While it seems to be an easy assignment, your child may not know how to get started because the three steps need organization, planning, and mental imagery combined with the vocabulary to describe the images, the understanding of how to make transitions between thoughts, and the ability to clearly express the ‘point’ of the information.
Hardy specialists help parents work with their children to overcome the frustration and challenges they have experienced from falling behind in school and sets them on a new path toward success.
The Hardy Math Program teaches basic math calculation skills using movement and patterning for the repetition needed to increase math performance.
Reading and Spelling Program: Fundamental Building Blocks of Academic Success Hardy Reading/Spelling Program provides the...
Learning Disabilities Result from Processing Weaknesses Learning difficulties are the result of weaknesses in some of the processing skills that are...
Hardy Perceptual/Cognitive/Executive Skills are an important part of the Processing Skills Program because they help the brain sustain attention, take in information, organize, process, and plan.
The Hardy Processing Program provides programs, resources, and recommendations to strengthen processing gaps that interfere with your child’s ability to develop the learning skills for paying attention, thinking, and remembering information that are required for learning academics successfully in the classroom.
Many processing skills contribute to successful attention.

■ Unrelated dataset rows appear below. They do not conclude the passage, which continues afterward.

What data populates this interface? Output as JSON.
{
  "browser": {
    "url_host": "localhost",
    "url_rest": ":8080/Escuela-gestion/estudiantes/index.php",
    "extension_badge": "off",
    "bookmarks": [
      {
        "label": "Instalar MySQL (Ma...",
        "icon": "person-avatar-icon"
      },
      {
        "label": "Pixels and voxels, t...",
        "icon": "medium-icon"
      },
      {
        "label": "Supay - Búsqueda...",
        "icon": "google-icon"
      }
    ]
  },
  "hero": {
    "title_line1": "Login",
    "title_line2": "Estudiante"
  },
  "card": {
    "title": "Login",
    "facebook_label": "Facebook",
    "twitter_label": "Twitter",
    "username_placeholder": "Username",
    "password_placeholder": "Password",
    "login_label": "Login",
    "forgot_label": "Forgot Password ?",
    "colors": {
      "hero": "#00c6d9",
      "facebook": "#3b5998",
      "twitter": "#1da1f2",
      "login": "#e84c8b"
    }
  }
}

Of them, brain speed and timing play a big role in how well your child is able to pay attention, sustain attention, and switch attention.

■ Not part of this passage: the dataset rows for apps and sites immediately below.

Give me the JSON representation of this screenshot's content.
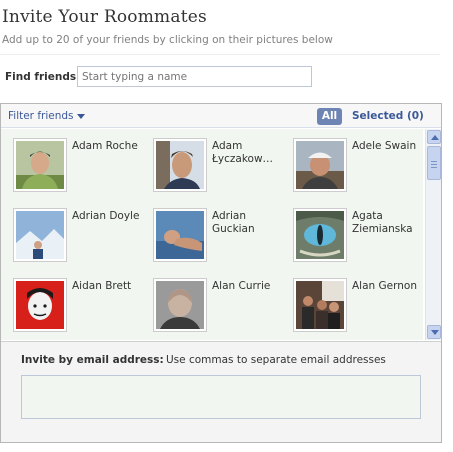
{
  "header": {
    "title": "Invite Your Roommates",
    "subtitle": "Add up to 20 of your friends by clicking on their pictures below"
  },
  "search": {
    "label": "Find friends",
    "placeholder": "Start typing a name",
    "value": ""
  },
  "filter_bar": {
    "filter_label": "Filter friends",
    "all_label": "All",
    "selected_label": "Selected (0)"
  },
  "friends": [
    {
      "name": "Adam Roche",
      "avatar": "man-green-shirt-portrait"
    },
    {
      "name": "Adam Łyczakow…",
      "avatar": "young-man-outdoor-portrait"
    },
    {
      "name": "Adele Swain",
      "avatar": "person-with-white-cap"
    },
    {
      "name": "Adrian Doyle",
      "avatar": "person-in-snow-landscape"
    },
    {
      "name": "Adrian Guckian",
      "avatar": "person-lying-on-bed"
    },
    {
      "name": "Agata Ziemianska",
      "avatar": "cat-eye-closeup"
    },
    {
      "name": "Aidan Brett",
      "avatar": "boy-red-background"
    },
    {
      "name": "Alan Currie",
      "avatar": "bald-man-portrait"
    },
    {
      "name": "Alan Gernon",
      "avatar": "group-at-party"
    }
  ],
  "email": {
    "label": "Invite by email address:",
    "hint": "Use commas to separate email addresses",
    "value": ""
  },
  "colors": {
    "link": "#3b5998",
    "all_button": "#6d84b4",
    "friends_background": "#f1f7f0",
    "input_border": "#bdc7d8"
  }
}
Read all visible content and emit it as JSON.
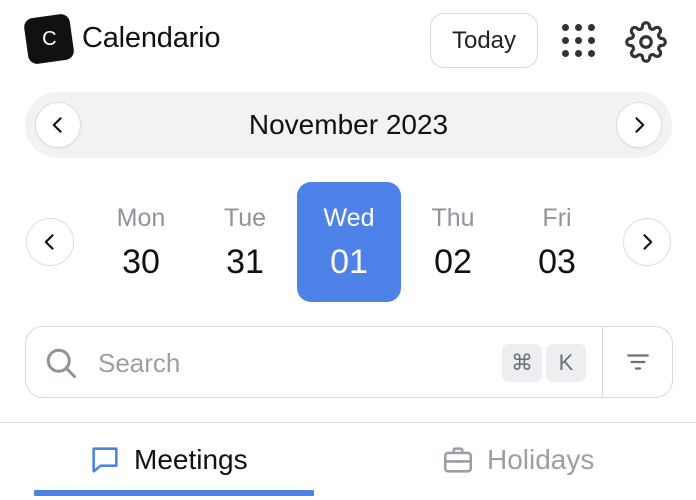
{
  "header": {
    "logo_letter": "C",
    "app_title": "Calendario",
    "today_label": "Today",
    "apps_icon": "grid-dots-icon",
    "settings_icon": "gear-icon"
  },
  "month_nav": {
    "label": "November 2023",
    "prev_icon": "chevron-left-icon",
    "next_icon": "chevron-right-icon"
  },
  "days": [
    {
      "name": "Mon",
      "date": "30",
      "selected": false
    },
    {
      "name": "Tue",
      "date": "31",
      "selected": false
    },
    {
      "name": "Wed",
      "date": "01",
      "selected": true
    },
    {
      "name": "Thu",
      "date": "02",
      "selected": false
    },
    {
      "name": "Fri",
      "date": "03",
      "selected": false
    }
  ],
  "search": {
    "placeholder": "Search",
    "value": "",
    "shortcut_keys": [
      "⌘",
      "K"
    ],
    "filter_icon": "filter-icon"
  },
  "tabs": [
    {
      "label": "Meetings",
      "icon": "message-square-icon",
      "active": true
    },
    {
      "label": "Holidays",
      "icon": "briefcase-icon",
      "active": false
    }
  ],
  "colors": {
    "accent": "#4f82e8",
    "text": "#111111",
    "muted": "#9a9ea6",
    "border": "#d7d9de",
    "month_bar_bg": "#f1f2f4"
  }
}
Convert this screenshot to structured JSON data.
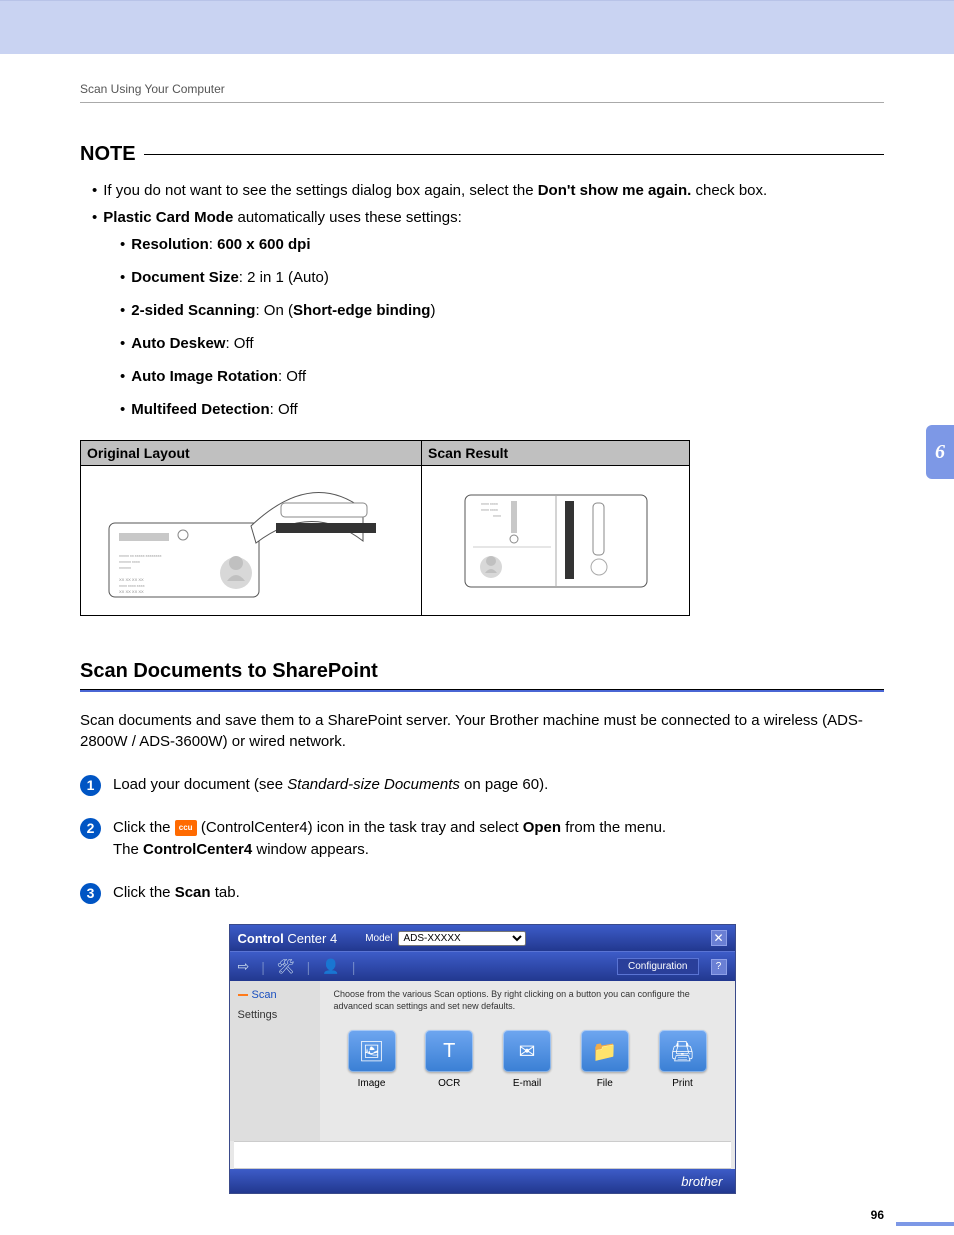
{
  "header": {
    "breadcrumb": "Scan Using Your Computer"
  },
  "note": {
    "title": "NOTE",
    "bullet1_pre": "If you do not want to see the settings dialog box again, select the ",
    "bullet1_bold": "Don't show me again.",
    "bullet1_post": " check box.",
    "bullet2_bold": "Plastic Card Mode",
    "bullet2_post": " automatically uses these settings:",
    "settings": {
      "res_label": "Resolution",
      "res_value": "600 x 600 dpi",
      "size_label": "Document Size",
      "size_value": ": 2 in 1 (Auto)",
      "duplex_label": "2-sided Scanning",
      "duplex_mid": ": On (",
      "duplex_bold2": "Short-edge binding",
      "duplex_post": ")",
      "deskew_label": "Auto Deskew",
      "deskew_value": ": Off",
      "rotate_label": "Auto Image Rotation",
      "rotate_value": ": Off",
      "multi_label": "Multifeed Detection",
      "multi_value": ": Off"
    }
  },
  "table": {
    "h1": "Original Layout",
    "h2": "Scan Result"
  },
  "section": {
    "title": "Scan Documents to SharePoint",
    "intro": "Scan documents and save them to a SharePoint server. Your Brother machine must be connected to a wireless (ADS-2800W / ADS-3600W) or wired network."
  },
  "steps": {
    "s1_pre": "Load your document (see ",
    "s1_italic": "Standard-size Documents",
    "s1_post": " on page 60).",
    "s2_pre": "Click the ",
    "s2_mid": " (ControlCenter4) icon in the task tray and select ",
    "s2_bold": "Open",
    "s2_post": " from the menu.",
    "s2_line2_pre": "The ",
    "s2_line2_bold": "ControlCenter4",
    "s2_line2_post": " window appears.",
    "s3_pre": "Click the ",
    "s3_bold": "Scan",
    "s3_post": " tab."
  },
  "cc": {
    "logo_bold": "Control",
    "logo_light": " Center 4",
    "model_label": "Model",
    "model_value": "ADS-XXXXX",
    "config": "Configuration",
    "tab_scan": "Scan",
    "tab_settings": "Settings",
    "hint": "Choose from the various Scan options. By right clicking on a button you can configure the advanced scan settings and set new defaults.",
    "buttons": {
      "image": "Image",
      "ocr": "OCR",
      "email": "E-mail",
      "file": "File",
      "print": "Print"
    },
    "footer": "brother",
    "icon_text": "ccu"
  },
  "chapter_tab": "6",
  "page_number": "96"
}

Four Key Areas Determine Academic Success: Discover Where You Need to Focus! The Hardy Learning Evaluation, a component of the Hardy Brain Training™...
Has your child been struggling with learning, seemingly not paying attention, not able to keep up with school work, and having difficulty catching on to what is being taught? It is easy to get confused about what to do, especially if you’ve already tried suggestions from teachers, looked into tutoring, and considered trying medication.
Hardy Toolkits teach processing skills and learning skills that develop the cognition needed for successful learning while teaching the most critical reading, spelling, writing, and math skills using movement, timing, and patterning so learning becomes faster and remembering becomes easier.
Starting the IEP process can be confusing for parents when they realize their child is struggling and they consider an IEP to help their child. That’s why many parents seek help from a special needs advocate to guide them through the process and help them get what their child needs out of special education resources.
The IEP process can be long and it can seem complicated as you consider what the best options for your child will be. Advocates can help with answering questions about the legal aspects of the IEP, preparing you for the IEP meetings, attending the IEP meetings with you, evaluating the IEP plan the team suggests, negotiating changes to specific pieces of the plan, and helping resolve disputes that may occur.
If you’re concerned that your child’s IEP isn’t helping your child make enough progress in school, there are steps you can take and resources available for parents to help work through the problems.
Children with learning disorders have difficulty learning in spite of having average intelligence and putting effort into their school work. There are different kinds of learning disorders that affect children in different ways. There may be academic difficulties that affect reading, writing, spelling, or solving math problems.
If you think that your child may have learning differences or developmental delays that impact their performance in school, then you’ve probably considered requesting an evaluation like an Individualized Education Program (IEP). To qualify for an IEP, your child will need to meet the requirements listed by the Individuals with Disabilities Education Act.
Getting an IEP evaluation can feel like a really big step to take and even overwhelming at times, but it doesn’t need to be with the right help. Understanding what the IEP is and how to effectively navigate the IEP process will help set you up for success as you start on this new journey.
An Independent Educational Evaluation can be a helpful tool for parents to use when the original evaluation done by the school doesn’t meet the expectations you have for your child’s level of progress. If you are seeking additional resources to support your concerns, acquiring an IEE is typically the next step that parents take – at no extra cost to you.
If your child has an IEP and you disagree with it, it can be a frustrating and stressful problem to tackle as a parent. Knowing more about the IEP process can help you determine what actions to take and what you can do if you don’t agree with your child’s plan.